> [Activity]:
Where does the word "text" appear in the data? Copy every line that holds it.

Dataset rows describing interfaces:

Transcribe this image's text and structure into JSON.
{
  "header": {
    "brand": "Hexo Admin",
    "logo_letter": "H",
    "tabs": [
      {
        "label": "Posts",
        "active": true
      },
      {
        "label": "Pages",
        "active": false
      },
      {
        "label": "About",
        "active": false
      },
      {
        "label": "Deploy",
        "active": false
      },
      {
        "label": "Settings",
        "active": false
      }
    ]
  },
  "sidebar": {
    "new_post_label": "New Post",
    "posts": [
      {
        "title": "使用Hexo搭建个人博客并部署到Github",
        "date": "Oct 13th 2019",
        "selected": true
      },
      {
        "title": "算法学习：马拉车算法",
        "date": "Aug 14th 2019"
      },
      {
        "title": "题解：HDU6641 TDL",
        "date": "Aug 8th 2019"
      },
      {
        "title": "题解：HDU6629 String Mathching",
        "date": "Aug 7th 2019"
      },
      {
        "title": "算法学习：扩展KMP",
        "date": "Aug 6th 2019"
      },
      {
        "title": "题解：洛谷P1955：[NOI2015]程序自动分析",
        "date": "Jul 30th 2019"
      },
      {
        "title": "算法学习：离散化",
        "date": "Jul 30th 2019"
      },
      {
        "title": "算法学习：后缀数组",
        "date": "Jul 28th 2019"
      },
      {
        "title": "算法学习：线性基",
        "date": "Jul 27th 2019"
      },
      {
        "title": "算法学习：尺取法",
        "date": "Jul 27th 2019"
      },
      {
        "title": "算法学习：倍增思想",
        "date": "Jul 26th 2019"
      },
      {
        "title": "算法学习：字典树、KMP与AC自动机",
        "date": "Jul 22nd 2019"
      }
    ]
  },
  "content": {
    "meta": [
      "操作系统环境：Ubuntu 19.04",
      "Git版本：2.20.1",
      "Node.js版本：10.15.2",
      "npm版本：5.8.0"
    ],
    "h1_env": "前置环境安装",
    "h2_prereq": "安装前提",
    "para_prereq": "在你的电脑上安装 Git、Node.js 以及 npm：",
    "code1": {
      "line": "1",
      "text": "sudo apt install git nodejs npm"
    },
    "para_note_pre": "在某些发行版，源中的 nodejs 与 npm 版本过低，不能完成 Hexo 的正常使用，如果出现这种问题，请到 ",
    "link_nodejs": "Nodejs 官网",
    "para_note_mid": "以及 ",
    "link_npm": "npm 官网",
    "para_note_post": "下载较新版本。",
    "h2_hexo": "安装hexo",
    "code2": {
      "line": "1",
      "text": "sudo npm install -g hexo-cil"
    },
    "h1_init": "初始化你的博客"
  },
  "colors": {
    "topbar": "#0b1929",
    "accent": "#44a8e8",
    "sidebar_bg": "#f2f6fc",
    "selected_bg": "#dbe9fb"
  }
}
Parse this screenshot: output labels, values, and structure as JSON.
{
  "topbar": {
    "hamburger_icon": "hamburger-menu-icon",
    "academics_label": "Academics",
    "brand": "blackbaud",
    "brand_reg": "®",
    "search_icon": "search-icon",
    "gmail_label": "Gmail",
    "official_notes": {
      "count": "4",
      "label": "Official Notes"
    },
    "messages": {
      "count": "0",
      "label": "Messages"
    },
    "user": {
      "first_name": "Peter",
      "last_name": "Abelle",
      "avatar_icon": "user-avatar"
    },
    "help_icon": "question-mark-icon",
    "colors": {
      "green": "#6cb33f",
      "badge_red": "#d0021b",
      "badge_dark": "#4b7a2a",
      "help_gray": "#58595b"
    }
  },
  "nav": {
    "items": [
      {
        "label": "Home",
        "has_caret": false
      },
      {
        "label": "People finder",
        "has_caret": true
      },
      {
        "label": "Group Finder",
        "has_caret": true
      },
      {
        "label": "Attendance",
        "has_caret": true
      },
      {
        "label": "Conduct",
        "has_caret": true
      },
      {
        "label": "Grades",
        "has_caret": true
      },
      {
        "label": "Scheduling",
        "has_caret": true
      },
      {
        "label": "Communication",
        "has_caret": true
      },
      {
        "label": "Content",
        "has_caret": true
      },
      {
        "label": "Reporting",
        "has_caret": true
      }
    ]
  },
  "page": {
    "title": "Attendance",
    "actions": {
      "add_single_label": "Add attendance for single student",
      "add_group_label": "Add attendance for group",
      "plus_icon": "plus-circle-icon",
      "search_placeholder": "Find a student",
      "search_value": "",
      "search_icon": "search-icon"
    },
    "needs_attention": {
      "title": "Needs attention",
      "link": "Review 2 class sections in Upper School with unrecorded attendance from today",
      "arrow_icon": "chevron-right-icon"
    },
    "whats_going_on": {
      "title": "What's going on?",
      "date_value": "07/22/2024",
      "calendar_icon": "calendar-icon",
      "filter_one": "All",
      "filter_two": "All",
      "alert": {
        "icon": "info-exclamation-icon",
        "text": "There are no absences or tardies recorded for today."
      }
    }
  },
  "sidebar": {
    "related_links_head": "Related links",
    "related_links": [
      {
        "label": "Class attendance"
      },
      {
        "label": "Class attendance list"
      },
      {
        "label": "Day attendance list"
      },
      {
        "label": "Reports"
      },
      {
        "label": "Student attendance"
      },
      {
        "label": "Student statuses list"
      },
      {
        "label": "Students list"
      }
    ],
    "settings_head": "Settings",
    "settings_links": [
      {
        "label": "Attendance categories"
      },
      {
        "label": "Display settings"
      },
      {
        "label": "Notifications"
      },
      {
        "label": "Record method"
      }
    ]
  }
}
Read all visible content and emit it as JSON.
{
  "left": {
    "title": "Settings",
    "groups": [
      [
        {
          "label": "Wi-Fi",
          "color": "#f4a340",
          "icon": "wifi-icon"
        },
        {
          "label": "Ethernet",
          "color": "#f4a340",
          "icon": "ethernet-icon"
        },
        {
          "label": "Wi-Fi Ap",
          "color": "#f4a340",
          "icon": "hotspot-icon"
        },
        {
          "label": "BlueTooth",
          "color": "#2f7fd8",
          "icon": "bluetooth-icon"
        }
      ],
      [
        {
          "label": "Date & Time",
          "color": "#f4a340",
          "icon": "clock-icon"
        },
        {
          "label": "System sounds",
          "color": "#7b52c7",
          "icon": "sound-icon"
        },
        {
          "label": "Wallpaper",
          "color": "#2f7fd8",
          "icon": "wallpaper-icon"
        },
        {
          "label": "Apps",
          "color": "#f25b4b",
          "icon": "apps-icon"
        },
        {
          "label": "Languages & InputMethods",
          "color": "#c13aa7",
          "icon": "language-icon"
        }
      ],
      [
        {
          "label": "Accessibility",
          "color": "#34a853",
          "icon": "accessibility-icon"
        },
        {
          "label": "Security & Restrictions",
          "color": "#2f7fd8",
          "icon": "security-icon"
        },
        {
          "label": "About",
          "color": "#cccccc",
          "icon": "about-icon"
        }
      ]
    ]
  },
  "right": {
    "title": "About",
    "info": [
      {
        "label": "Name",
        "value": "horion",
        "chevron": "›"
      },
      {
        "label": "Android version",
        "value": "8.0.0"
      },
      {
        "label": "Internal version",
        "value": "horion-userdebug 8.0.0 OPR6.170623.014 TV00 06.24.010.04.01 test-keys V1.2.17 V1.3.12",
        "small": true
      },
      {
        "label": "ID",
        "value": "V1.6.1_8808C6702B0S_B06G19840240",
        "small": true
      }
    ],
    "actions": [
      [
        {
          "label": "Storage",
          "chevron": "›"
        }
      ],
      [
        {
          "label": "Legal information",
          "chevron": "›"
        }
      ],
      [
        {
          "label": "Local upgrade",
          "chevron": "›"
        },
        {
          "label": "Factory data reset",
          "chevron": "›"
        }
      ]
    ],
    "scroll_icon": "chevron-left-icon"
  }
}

> [Solution to the exercise]:
Transcribe this image's text and structure into JSON.
      "text": "sudo apt install git nodejs npm"
      "text": "sudo npm install -g hexo-cil"
        "text": "There are no absences or tardies recorded for today."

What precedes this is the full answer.